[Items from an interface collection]
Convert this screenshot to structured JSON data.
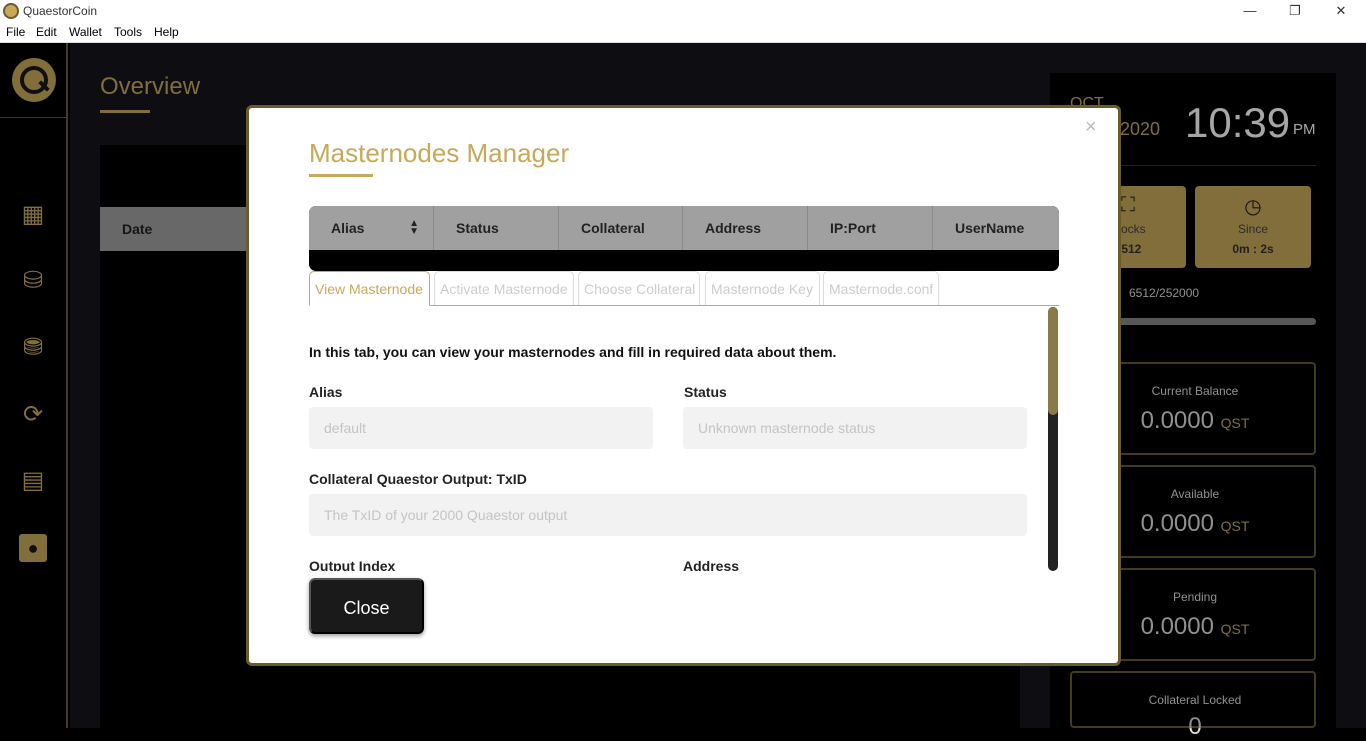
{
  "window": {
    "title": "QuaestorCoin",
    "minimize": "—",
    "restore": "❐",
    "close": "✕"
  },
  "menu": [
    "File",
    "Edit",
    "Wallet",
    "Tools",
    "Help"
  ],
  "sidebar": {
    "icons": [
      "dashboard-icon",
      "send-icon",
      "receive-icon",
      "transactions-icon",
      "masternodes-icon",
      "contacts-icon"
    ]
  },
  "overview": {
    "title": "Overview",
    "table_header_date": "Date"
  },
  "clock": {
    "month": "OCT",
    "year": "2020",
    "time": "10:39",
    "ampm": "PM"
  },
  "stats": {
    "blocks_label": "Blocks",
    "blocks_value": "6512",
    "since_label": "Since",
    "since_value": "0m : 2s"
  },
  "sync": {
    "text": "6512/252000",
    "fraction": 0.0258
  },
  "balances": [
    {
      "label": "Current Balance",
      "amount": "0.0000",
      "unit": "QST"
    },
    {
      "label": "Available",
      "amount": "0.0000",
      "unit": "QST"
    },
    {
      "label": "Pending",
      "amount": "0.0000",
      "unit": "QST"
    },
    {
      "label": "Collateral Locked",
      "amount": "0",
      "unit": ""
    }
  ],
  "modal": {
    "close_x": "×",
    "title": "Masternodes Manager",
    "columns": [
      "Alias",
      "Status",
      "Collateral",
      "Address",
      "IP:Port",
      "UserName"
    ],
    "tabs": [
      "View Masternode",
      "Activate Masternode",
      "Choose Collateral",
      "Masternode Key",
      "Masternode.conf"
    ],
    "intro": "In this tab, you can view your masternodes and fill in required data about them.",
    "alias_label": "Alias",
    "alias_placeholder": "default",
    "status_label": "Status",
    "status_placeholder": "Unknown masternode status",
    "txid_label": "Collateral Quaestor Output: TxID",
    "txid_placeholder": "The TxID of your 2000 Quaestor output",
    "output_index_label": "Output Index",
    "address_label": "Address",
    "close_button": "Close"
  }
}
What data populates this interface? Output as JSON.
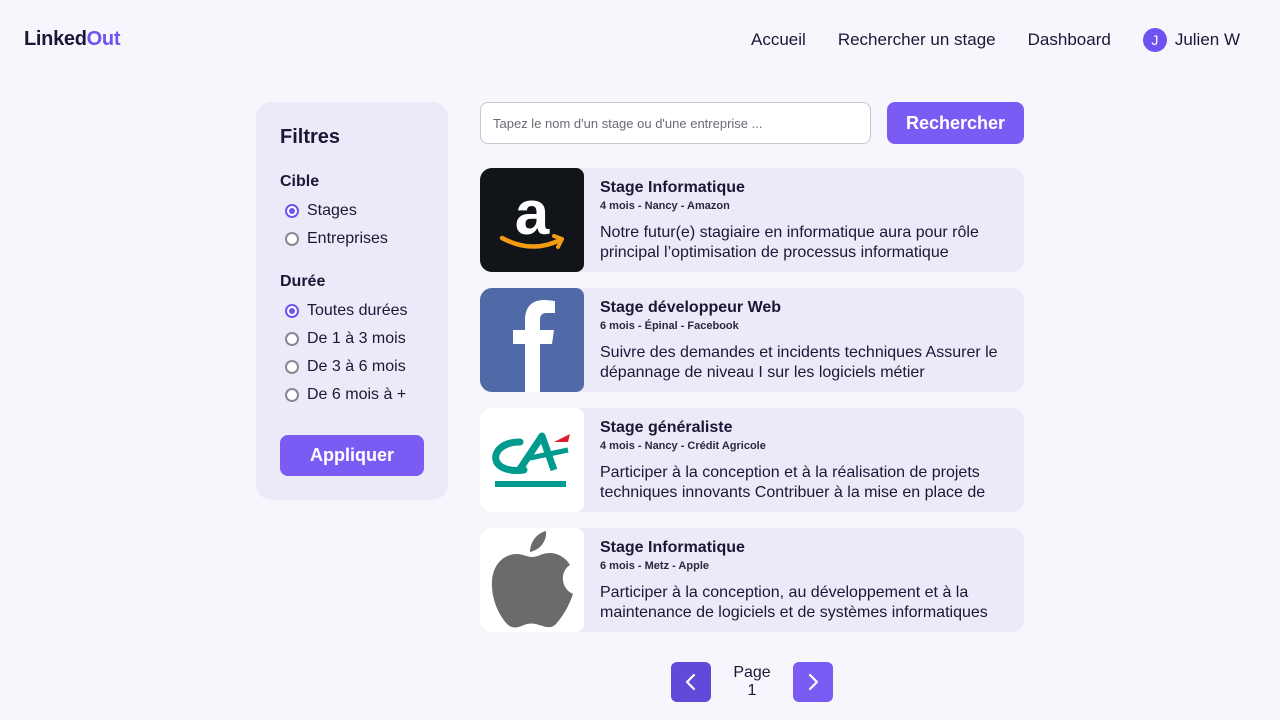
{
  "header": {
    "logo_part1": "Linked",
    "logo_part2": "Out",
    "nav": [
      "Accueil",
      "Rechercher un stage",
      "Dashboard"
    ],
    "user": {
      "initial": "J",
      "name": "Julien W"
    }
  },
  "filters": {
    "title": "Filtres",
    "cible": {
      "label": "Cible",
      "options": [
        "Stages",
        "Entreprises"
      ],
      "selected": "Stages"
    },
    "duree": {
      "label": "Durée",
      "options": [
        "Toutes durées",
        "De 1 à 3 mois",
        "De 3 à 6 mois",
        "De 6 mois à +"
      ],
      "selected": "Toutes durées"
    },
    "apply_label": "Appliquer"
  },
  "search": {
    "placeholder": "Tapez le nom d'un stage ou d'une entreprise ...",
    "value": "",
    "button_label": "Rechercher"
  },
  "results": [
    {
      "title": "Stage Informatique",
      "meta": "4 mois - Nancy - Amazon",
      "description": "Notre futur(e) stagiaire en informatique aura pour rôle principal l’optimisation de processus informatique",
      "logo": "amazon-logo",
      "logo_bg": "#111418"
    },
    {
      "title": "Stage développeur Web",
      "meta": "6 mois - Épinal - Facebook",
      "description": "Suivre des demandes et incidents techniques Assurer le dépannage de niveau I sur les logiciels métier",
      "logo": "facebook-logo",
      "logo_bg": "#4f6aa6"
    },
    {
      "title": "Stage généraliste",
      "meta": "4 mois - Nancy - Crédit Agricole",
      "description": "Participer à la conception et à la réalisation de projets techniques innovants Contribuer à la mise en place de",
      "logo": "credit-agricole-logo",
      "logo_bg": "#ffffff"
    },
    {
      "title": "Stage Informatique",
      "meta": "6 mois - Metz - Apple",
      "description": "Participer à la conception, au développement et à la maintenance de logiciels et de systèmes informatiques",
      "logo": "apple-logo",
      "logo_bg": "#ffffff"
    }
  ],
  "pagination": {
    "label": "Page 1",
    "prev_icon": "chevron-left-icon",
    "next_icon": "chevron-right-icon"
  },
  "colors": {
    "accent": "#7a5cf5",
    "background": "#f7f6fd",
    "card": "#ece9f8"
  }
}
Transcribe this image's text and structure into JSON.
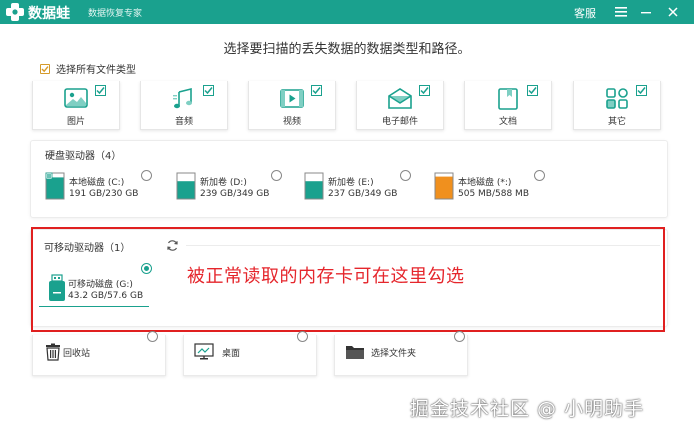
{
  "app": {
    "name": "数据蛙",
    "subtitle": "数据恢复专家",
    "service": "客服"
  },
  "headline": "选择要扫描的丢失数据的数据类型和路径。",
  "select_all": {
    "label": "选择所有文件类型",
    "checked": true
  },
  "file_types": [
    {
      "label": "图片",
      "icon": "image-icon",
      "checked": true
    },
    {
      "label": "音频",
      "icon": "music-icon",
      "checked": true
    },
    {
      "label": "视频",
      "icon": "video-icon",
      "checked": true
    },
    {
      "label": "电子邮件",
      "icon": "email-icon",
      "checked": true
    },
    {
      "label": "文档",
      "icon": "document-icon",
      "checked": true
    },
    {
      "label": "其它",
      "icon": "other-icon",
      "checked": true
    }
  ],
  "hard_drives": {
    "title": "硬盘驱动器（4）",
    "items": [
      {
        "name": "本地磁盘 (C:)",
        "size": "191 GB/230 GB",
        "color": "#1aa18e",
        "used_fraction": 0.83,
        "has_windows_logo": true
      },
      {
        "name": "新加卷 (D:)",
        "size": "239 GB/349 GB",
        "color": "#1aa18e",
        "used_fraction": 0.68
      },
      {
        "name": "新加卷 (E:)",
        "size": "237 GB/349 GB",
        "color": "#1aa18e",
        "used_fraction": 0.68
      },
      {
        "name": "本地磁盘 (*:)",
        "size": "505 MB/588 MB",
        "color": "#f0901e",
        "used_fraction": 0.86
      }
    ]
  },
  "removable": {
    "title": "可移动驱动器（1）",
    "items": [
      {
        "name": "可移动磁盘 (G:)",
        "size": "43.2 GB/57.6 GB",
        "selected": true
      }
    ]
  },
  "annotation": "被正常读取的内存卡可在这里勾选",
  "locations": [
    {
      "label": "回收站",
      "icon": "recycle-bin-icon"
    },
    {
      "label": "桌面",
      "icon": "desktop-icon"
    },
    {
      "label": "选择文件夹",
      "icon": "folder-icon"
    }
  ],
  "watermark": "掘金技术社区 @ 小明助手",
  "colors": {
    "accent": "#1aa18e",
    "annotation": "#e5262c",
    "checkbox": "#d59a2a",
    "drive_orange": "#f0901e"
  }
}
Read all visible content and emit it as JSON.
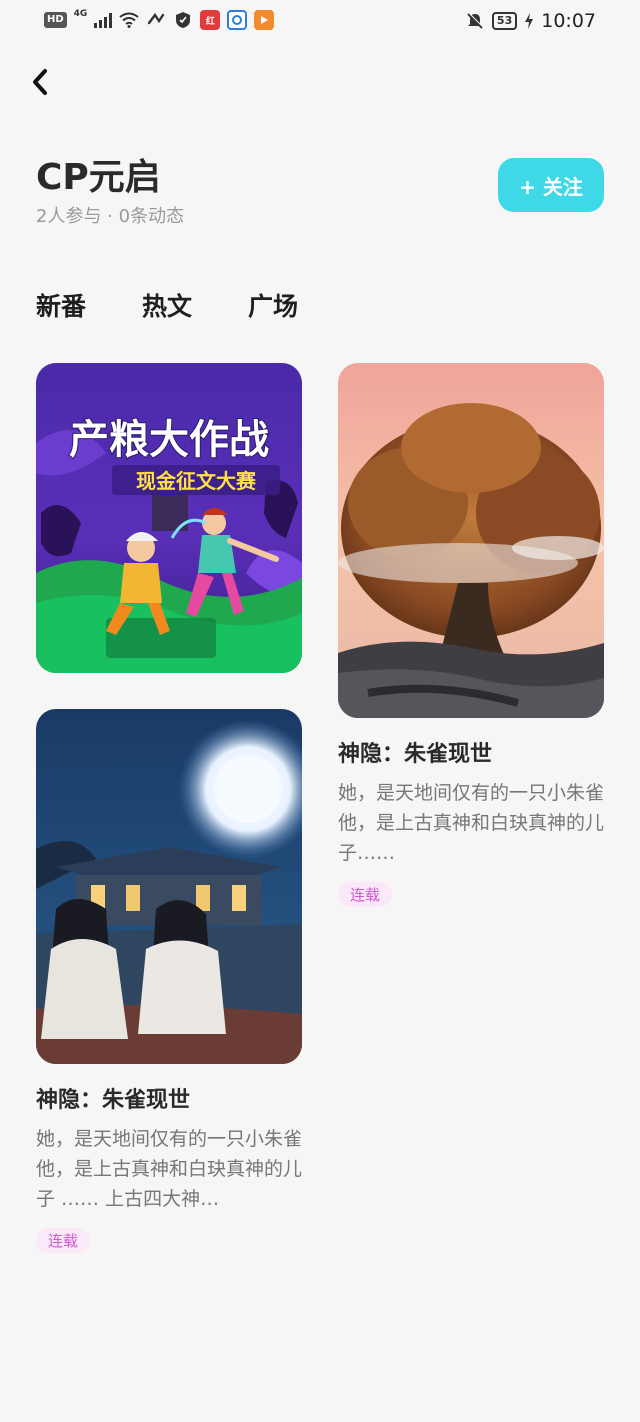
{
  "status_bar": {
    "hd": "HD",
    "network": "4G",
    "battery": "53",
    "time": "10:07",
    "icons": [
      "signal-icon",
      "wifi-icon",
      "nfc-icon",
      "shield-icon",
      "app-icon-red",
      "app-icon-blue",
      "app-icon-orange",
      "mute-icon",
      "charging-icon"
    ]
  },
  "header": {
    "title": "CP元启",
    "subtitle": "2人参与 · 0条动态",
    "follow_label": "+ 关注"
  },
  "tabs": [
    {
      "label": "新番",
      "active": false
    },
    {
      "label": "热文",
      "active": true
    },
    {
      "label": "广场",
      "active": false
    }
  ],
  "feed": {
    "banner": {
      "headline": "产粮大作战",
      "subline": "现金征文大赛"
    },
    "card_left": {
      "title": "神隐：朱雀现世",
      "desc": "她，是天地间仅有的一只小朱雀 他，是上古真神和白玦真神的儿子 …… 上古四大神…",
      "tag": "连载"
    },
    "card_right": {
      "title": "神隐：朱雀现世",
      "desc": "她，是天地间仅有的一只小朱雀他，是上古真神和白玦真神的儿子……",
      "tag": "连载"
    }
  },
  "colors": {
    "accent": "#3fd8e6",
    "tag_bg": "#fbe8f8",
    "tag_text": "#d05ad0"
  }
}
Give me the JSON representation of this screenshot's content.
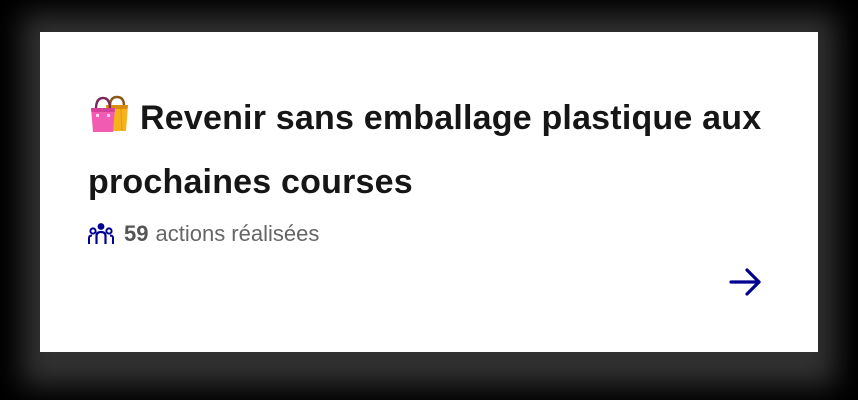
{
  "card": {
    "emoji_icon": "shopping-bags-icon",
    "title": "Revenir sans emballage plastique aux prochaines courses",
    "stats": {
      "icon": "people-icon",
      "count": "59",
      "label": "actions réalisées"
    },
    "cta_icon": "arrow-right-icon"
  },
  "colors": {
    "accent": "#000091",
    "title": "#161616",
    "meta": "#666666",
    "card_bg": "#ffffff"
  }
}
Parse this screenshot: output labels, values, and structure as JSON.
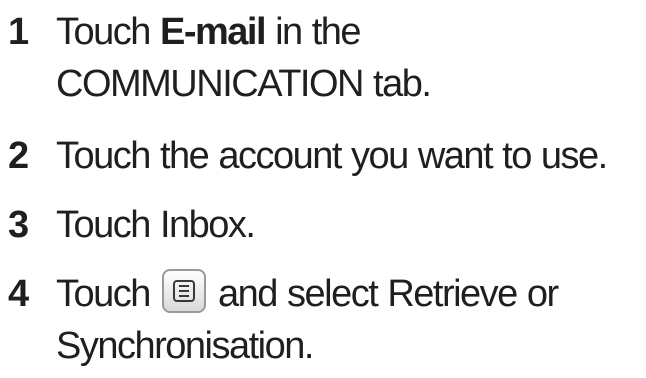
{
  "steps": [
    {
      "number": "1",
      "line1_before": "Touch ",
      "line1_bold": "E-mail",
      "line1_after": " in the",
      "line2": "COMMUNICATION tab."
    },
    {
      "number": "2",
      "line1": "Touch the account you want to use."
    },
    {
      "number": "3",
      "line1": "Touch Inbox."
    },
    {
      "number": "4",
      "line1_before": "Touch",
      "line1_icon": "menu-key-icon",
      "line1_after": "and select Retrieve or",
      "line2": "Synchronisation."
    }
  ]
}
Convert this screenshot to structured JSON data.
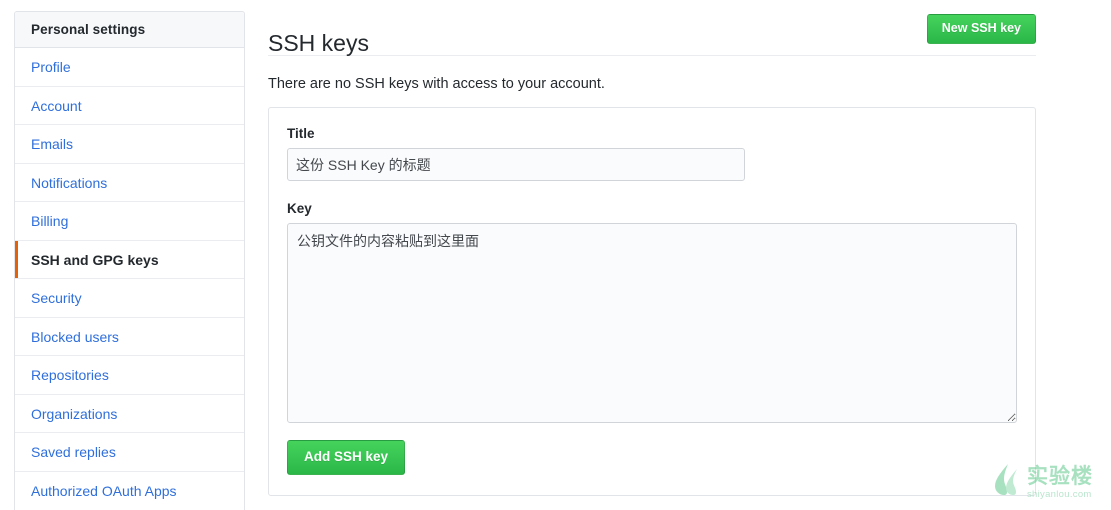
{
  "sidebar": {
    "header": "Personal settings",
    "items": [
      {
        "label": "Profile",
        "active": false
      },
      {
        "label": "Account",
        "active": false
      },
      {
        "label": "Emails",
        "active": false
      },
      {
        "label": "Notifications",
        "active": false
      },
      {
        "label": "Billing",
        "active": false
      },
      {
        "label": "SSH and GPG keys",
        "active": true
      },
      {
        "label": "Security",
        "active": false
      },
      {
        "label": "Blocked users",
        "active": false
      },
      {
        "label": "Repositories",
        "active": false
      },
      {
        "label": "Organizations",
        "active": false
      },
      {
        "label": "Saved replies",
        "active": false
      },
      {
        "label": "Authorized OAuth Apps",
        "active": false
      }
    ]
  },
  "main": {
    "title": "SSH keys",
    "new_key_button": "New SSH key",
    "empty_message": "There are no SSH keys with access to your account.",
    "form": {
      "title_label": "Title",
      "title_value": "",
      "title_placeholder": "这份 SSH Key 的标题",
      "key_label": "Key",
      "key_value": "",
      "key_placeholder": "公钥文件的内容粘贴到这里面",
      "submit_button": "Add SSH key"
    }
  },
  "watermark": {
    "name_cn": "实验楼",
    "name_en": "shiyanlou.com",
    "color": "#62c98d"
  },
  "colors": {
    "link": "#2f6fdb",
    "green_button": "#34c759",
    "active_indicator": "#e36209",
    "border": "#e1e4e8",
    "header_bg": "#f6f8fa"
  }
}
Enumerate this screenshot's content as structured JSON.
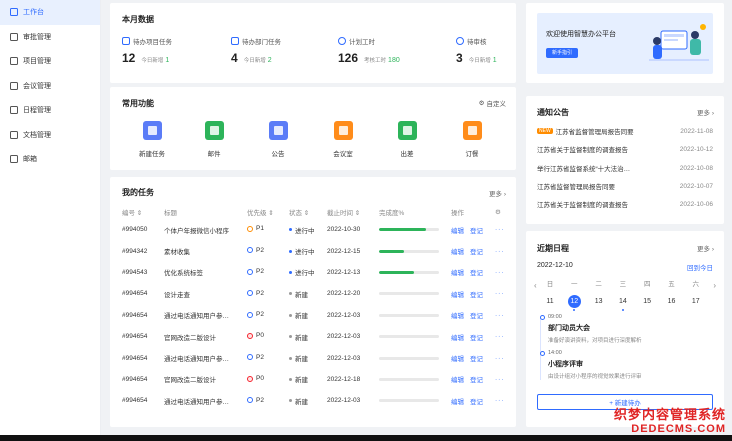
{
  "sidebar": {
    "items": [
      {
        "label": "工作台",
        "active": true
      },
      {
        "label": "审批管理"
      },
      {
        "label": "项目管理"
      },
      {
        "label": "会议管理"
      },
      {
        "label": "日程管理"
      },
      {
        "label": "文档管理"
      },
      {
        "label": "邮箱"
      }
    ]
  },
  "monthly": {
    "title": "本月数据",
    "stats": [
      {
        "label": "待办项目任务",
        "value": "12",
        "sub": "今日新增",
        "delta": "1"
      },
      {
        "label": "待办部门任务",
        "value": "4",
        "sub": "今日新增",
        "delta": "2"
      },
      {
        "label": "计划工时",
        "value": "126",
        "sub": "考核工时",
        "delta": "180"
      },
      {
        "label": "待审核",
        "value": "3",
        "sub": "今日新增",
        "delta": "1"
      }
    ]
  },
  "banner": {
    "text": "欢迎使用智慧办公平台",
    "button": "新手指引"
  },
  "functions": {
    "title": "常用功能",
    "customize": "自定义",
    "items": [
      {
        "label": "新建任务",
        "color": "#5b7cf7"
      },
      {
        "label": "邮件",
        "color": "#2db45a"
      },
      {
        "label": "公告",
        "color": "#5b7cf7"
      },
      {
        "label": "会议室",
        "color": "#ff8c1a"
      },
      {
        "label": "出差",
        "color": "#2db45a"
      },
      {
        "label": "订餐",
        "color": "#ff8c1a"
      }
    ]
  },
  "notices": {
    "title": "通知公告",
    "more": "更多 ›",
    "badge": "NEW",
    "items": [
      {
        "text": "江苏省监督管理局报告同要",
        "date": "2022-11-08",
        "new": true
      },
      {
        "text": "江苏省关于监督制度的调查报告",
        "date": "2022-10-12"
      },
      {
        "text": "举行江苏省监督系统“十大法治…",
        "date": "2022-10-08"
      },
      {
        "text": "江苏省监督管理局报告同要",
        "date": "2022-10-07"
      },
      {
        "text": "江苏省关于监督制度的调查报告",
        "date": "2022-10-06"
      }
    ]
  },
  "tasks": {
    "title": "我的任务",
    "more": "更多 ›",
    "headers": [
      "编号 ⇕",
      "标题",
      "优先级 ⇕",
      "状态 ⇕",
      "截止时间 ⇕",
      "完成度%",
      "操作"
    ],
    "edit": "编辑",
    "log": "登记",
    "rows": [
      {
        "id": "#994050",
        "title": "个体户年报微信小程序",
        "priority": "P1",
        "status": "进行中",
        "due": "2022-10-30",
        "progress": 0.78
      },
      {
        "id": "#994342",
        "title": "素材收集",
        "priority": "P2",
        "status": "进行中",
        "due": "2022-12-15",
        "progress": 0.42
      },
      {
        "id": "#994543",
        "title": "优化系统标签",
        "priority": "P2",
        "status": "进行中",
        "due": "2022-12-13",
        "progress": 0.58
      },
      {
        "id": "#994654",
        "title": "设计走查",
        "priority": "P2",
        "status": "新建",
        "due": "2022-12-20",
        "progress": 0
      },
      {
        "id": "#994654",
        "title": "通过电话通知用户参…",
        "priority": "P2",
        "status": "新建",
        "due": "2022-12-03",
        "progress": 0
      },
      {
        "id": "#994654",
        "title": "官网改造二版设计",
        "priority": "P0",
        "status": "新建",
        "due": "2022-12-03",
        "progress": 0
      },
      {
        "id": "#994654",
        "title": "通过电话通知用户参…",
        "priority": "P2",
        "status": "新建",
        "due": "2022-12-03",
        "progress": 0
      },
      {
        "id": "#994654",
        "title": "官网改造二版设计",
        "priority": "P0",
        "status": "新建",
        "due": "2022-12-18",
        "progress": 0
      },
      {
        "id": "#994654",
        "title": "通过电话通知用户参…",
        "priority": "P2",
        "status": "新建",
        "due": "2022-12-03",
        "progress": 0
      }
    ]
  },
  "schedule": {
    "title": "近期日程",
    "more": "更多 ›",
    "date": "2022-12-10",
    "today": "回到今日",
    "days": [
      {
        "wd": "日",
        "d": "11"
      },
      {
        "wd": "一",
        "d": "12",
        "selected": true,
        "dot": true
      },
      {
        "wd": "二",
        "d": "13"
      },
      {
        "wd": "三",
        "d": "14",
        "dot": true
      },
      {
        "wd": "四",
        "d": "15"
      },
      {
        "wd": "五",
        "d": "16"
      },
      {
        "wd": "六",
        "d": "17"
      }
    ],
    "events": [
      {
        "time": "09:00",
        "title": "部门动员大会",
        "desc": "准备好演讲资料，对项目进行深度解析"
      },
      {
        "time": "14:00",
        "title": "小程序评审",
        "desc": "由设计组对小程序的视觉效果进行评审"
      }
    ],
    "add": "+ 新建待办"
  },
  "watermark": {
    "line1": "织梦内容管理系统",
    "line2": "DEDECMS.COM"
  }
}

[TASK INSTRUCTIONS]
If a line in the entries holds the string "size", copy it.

[RESULT FOR THIS EXERCISE]
        "size": "191 GB/230 GB",
        "size": "239 GB/349 GB",
        "size": "237 GB/349 GB",
        "size": "505 MB/588 MB",
        "size": "43.2 GB/57.6 GB",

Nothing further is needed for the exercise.